"""

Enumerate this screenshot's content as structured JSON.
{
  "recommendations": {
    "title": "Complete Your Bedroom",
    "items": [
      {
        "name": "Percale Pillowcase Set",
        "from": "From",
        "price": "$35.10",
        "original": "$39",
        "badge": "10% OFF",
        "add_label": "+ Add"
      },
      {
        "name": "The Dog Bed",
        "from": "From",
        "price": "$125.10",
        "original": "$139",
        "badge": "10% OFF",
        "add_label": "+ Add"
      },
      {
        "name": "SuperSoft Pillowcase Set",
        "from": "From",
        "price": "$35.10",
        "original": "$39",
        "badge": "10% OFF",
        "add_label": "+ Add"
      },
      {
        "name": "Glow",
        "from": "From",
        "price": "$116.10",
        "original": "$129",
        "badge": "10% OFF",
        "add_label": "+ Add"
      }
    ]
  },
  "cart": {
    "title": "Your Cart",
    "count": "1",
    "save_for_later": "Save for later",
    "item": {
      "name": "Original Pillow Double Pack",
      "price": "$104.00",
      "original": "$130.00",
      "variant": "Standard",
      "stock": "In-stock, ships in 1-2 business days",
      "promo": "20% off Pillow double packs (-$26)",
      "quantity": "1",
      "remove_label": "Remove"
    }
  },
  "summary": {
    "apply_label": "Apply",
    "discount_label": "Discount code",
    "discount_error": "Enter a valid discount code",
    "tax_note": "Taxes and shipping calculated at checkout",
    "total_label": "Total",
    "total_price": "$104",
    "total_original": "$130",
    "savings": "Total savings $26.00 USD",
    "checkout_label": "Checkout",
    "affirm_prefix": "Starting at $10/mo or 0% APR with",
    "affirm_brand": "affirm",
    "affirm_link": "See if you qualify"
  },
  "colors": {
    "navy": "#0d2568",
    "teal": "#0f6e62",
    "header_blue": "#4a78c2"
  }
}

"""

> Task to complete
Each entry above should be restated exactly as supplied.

> Task response
Enumerate this screenshot's content as structured JSON.
{
  "recommendations": {
    "title": "Complete Your Bedroom",
    "items": [
      {
        "name": "Percale Pillowcase Set",
        "from": "From",
        "price": "$35.10",
        "original": "$39",
        "badge": "10% OFF",
        "add_label": "+ Add"
      },
      {
        "name": "The Dog Bed",
        "from": "From",
        "price": "$125.10",
        "original": "$139",
        "badge": "10% OFF",
        "add_label": "+ Add"
      },
      {
        "name": "SuperSoft Pillowcase Set",
        "from": "From",
        "price": "$35.10",
        "original": "$39",
        "badge": "10% OFF",
        "add_label": "+ Add"
      },
      {
        "name": "Glow",
        "from": "From",
        "price": "$116.10",
        "original": "$129",
        "badge": "10% OFF",
        "add_label": "+ Add"
      }
    ]
  },
  "cart": {
    "title": "Your Cart",
    "count": "1",
    "save_for_later": "Save for later",
    "item": {
      "name": "Original Pillow Double Pack",
      "price": "$104.00",
      "original": "$130.00",
      "variant": "Standard",
      "stock": "In-stock, ships in 1-2 business days",
      "promo": "20% off Pillow double packs (-$26)",
      "quantity": "1",
      "remove_label": "Remove"
    }
  },
  "summary": {
    "apply_label": "Apply",
    "discount_label": "Discount code",
    "discount_error": "Enter a valid discount code",
    "tax_note": "Taxes and shipping calculated at checkout",
    "total_label": "Total",
    "total_price": "$104",
    "total_original": "$130",
    "savings": "Total savings $26.00 USD",
    "checkout_label": "Checkout",
    "affirm_prefix": "Starting at $10/mo or 0% APR with",
    "affirm_brand": "affirm",
    "affirm_link": "See if you qualify"
  },
  "colors": {
    "navy": "#0d2568",
    "teal": "#0f6e62",
    "header_blue": "#4a78c2"
  }
}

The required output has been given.